──────── Study material
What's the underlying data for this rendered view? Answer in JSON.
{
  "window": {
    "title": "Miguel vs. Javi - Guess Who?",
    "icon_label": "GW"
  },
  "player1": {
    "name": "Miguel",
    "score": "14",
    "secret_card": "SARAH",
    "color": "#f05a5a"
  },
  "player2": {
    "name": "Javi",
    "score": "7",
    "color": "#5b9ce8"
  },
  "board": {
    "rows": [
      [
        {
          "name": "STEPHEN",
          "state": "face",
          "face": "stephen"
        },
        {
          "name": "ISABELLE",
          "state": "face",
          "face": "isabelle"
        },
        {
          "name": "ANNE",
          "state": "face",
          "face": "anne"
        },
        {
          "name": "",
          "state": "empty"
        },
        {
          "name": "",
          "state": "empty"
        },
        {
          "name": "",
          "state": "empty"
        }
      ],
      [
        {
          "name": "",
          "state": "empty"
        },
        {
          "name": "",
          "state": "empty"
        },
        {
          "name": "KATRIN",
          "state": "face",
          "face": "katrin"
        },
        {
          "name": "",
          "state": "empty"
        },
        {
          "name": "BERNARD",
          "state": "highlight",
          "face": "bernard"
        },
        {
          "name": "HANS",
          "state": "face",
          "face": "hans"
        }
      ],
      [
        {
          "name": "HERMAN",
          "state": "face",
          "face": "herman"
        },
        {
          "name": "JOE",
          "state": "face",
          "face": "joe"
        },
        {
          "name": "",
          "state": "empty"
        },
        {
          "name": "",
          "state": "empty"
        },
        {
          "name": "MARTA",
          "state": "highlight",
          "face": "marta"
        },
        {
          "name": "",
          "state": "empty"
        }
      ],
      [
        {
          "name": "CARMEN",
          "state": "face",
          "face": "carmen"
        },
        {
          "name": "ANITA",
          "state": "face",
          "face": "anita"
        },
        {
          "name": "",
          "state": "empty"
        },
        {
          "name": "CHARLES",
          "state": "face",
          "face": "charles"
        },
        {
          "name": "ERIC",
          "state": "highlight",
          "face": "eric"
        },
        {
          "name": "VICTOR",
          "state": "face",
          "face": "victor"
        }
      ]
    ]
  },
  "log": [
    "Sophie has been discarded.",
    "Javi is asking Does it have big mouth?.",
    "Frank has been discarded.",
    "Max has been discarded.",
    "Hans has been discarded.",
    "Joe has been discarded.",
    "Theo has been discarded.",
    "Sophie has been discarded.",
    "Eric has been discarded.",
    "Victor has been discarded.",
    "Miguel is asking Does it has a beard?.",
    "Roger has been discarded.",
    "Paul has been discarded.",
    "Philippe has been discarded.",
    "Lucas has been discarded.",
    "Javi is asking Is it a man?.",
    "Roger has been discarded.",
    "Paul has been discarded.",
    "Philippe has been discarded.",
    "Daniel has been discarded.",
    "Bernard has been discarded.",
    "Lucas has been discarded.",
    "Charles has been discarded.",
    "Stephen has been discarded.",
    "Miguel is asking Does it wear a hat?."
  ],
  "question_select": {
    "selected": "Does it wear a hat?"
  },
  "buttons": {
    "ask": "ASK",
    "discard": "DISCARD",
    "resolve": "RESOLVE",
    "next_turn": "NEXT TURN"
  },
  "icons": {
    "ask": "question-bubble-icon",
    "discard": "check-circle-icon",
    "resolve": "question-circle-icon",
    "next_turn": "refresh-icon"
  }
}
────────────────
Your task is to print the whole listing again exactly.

Reply:
What's the underlying data for this rendered view? Answer in JSON.
{
  "window": {
    "title": "Miguel vs. Javi - Guess Who?",
    "icon_label": "GW"
  },
  "player1": {
    "name": "Miguel",
    "score": "14",
    "secret_card": "SARAH",
    "color": "#f05a5a"
  },
  "player2": {
    "name": "Javi",
    "score": "7",
    "color": "#5b9ce8"
  },
  "board": {
    "rows": [
      [
        {
          "name": "STEPHEN",
          "state": "face",
          "face": "stephen"
        },
        {
          "name": "ISABELLE",
          "state": "face",
          "face": "isabelle"
        },
        {
          "name": "ANNE",
          "state": "face",
          "face": "anne"
        },
        {
          "name": "",
          "state": "empty"
        },
        {
          "name": "",
          "state": "empty"
        },
        {
          "name": "",
          "state": "empty"
        }
      ],
      [
        {
          "name": "",
          "state": "empty"
        },
        {
          "name": "",
          "state": "empty"
        },
        {
          "name": "KATRIN",
          "state": "face",
          "face": "katrin"
        },
        {
          "name": "",
          "state": "empty"
        },
        {
          "name": "BERNARD",
          "state": "highlight",
          "face": "bernard"
        },
        {
          "name": "HANS",
          "state": "face",
          "face": "hans"
        }
      ],
      [
        {
          "name": "HERMAN",
          "state": "face",
          "face": "herman"
        },
        {
          "name": "JOE",
          "state": "face",
          "face": "joe"
        },
        {
          "name": "",
          "state": "empty"
        },
        {
          "name": "",
          "state": "empty"
        },
        {
          "name": "MARTA",
          "state": "highlight",
          "face": "marta"
        },
        {
          "name": "",
          "state": "empty"
        }
      ],
      [
        {
          "name": "CARMEN",
          "state": "face",
          "face": "carmen"
        },
        {
          "name": "ANITA",
          "state": "face",
          "face": "anita"
        },
        {
          "name": "",
          "state": "empty"
        },
        {
          "name": "CHARLES",
          "state": "face",
          "face": "charles"
        },
        {
          "name": "ERIC",
          "state": "highlight",
          "face": "eric"
        },
        {
          "name": "VICTOR",
          "state": "face",
          "face": "victor"
        }
      ]
    ]
  },
  "log": [
    "Sophie has been discarded.",
    "Javi is asking Does it have big mouth?.",
    "Frank has been discarded.",
    "Max has been discarded.",
    "Hans has been discarded.",
    "Joe has been discarded.",
    "Theo has been discarded.",
    "Sophie has been discarded.",
    "Eric has been discarded.",
    "Victor has been discarded.",
    "Miguel is asking Does it has a beard?.",
    "Roger has been discarded.",
    "Paul has been discarded.",
    "Philippe has been discarded.",
    "Lucas has been discarded.",
    "Javi is asking Is it a man?.",
    "Roger has been discarded.",
    "Paul has been discarded.",
    "Philippe has been discarded.",
    "Daniel has been discarded.",
    "Bernard has been discarded.",
    "Lucas has been discarded.",
    "Charles has been discarded.",
    "Stephen has been discarded.",
    "Miguel is asking Does it wear a hat?."
  ],
  "question_select": {
    "selected": "Does it wear a hat?"
  },
  "buttons": {
    "ask": "ASK",
    "discard": "DISCARD",
    "resolve": "RESOLVE",
    "next_turn": "NEXT TURN"
  },
  "icons": {
    "ask": "question-bubble-icon",
    "discard": "check-circle-icon",
    "resolve": "question-circle-icon",
    "next_turn": "refresh-icon"
  }
}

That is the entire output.